Records provided ▸
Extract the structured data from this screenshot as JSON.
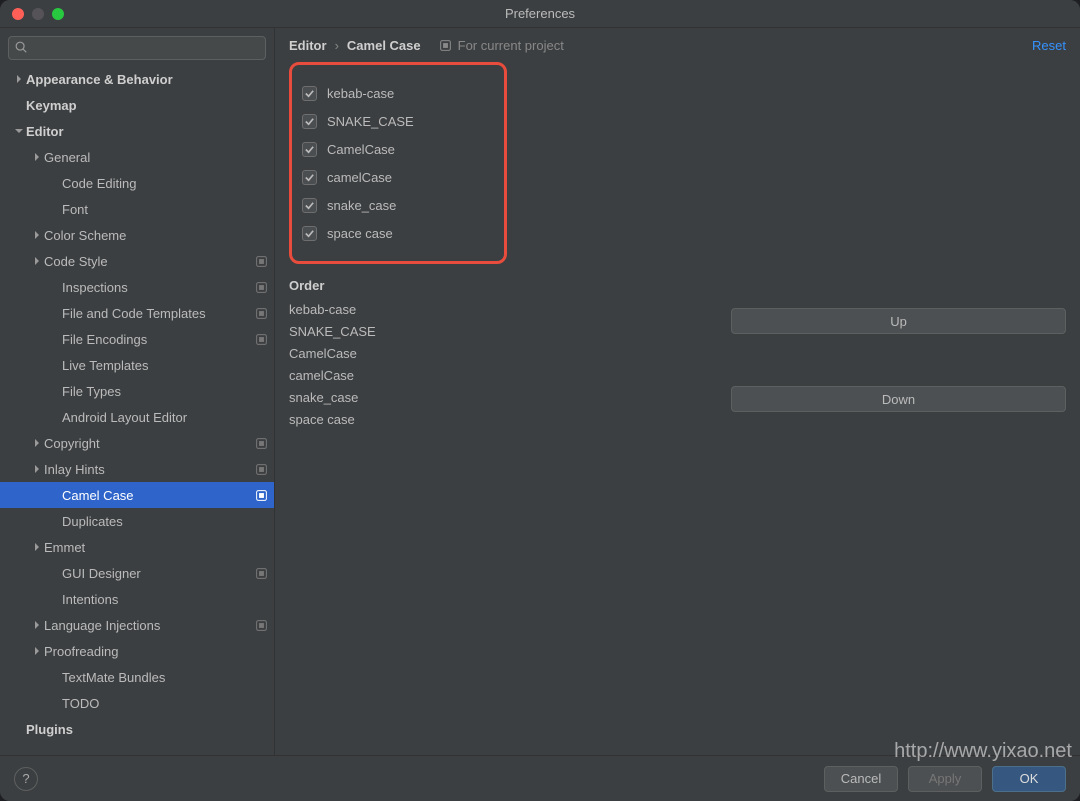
{
  "window": {
    "title": "Preferences"
  },
  "search": {
    "placeholder": ""
  },
  "sidebar": {
    "items": [
      {
        "label": "Appearance & Behavior",
        "depth": 0,
        "arrow": "right",
        "bold": true
      },
      {
        "label": "Keymap",
        "depth": 0,
        "arrow": "",
        "bold": true
      },
      {
        "label": "Editor",
        "depth": 0,
        "arrow": "down",
        "bold": true
      },
      {
        "label": "General",
        "depth": 1,
        "arrow": "right"
      },
      {
        "label": "Code Editing",
        "depth": 2,
        "arrow": ""
      },
      {
        "label": "Font",
        "depth": 2,
        "arrow": ""
      },
      {
        "label": "Color Scheme",
        "depth": 1,
        "arrow": "right"
      },
      {
        "label": "Code Style",
        "depth": 1,
        "arrow": "right",
        "badge": true
      },
      {
        "label": "Inspections",
        "depth": 2,
        "arrow": "",
        "badge": true
      },
      {
        "label": "File and Code Templates",
        "depth": 2,
        "arrow": "",
        "badge": true
      },
      {
        "label": "File Encodings",
        "depth": 2,
        "arrow": "",
        "badge": true
      },
      {
        "label": "Live Templates",
        "depth": 2,
        "arrow": ""
      },
      {
        "label": "File Types",
        "depth": 2,
        "arrow": ""
      },
      {
        "label": "Android Layout Editor",
        "depth": 2,
        "arrow": ""
      },
      {
        "label": "Copyright",
        "depth": 1,
        "arrow": "right",
        "badge": true
      },
      {
        "label": "Inlay Hints",
        "depth": 1,
        "arrow": "right",
        "badge": true
      },
      {
        "label": "Camel Case",
        "depth": 2,
        "arrow": "",
        "badge": true,
        "selected": true
      },
      {
        "label": "Duplicates",
        "depth": 2,
        "arrow": ""
      },
      {
        "label": "Emmet",
        "depth": 1,
        "arrow": "right"
      },
      {
        "label": "GUI Designer",
        "depth": 2,
        "arrow": "",
        "badge": true
      },
      {
        "label": "Intentions",
        "depth": 2,
        "arrow": ""
      },
      {
        "label": "Language Injections",
        "depth": 1,
        "arrow": "right",
        "badge": true
      },
      {
        "label": "Proofreading",
        "depth": 1,
        "arrow": "right"
      },
      {
        "label": "TextMate Bundles",
        "depth": 2,
        "arrow": ""
      },
      {
        "label": "TODO",
        "depth": 2,
        "arrow": ""
      },
      {
        "label": "Plugins",
        "depth": 0,
        "arrow": "",
        "bold": true
      }
    ]
  },
  "breadcrumb": {
    "root": "Editor",
    "leaf": "Camel Case",
    "for_project": "For current project"
  },
  "reset_label": "Reset",
  "checkboxes": [
    {
      "label": "kebab-case",
      "checked": true
    },
    {
      "label": "SNAKE_CASE",
      "checked": true
    },
    {
      "label": "CamelCase",
      "checked": true
    },
    {
      "label": "camelCase",
      "checked": true
    },
    {
      "label": "snake_case",
      "checked": true
    },
    {
      "label": "space case",
      "checked": true
    }
  ],
  "order": {
    "header": "Order",
    "items": [
      "kebab-case",
      "SNAKE_CASE",
      "CamelCase",
      "camelCase",
      "snake_case",
      "space case"
    ],
    "up": "Up",
    "down": "Down"
  },
  "footer": {
    "cancel": "Cancel",
    "apply": "Apply",
    "ok": "OK"
  },
  "watermark": "http://www.yixao.net"
}
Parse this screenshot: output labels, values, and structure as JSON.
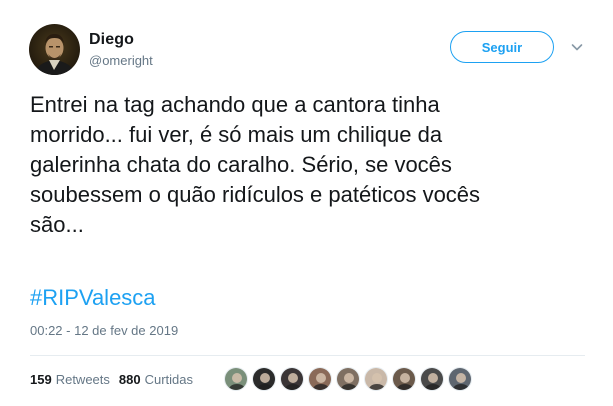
{
  "author": {
    "display_name": "Diego",
    "username": "@omeright",
    "avatar_icon": "profile-photo-icon"
  },
  "follow_label": "Seguir",
  "tweet_text": {
    "lines": [
      "Entrei na tag achando que a cantora tinha",
      "morrido... fui ver, é só mais um chilique da",
      "galerinha chata do caralho. Sério, se vocês",
      "soubessem o quão ridículos e patéticos vocês",
      "são..."
    ]
  },
  "hashtag": "#RIPValesca",
  "timestamp": "00:22 - 12 de fev de 2019",
  "stats": {
    "retweets_count": "159",
    "retweets_label": "Retweets",
    "likes_count": "880",
    "likes_label": "Curtidas"
  },
  "likers": [
    {
      "name": "liker-avatar-1",
      "color": "#7a8f7a"
    },
    {
      "name": "liker-avatar-2",
      "color": "#2b2b2b"
    },
    {
      "name": "liker-avatar-3",
      "color": "#3a3536"
    },
    {
      "name": "liker-avatar-4",
      "color": "#8a6a58"
    },
    {
      "name": "liker-avatar-5",
      "color": "#7e6f62"
    },
    {
      "name": "liker-avatar-6",
      "color": "#c9b8a8"
    },
    {
      "name": "liker-avatar-7",
      "color": "#6b5a4b"
    },
    {
      "name": "liker-avatar-8",
      "color": "#4a4a4a"
    },
    {
      "name": "liker-avatar-9",
      "color": "#5e6670"
    }
  ],
  "colors": {
    "accent": "#1da1f2",
    "text": "#14171a",
    "muted": "#657786",
    "divider": "#e6ecf0"
  }
}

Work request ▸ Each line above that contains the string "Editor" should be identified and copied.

Solution to this task ▸
        "label": "Editor",
        "label": "Android Layout Editor",
    "root": "Editor",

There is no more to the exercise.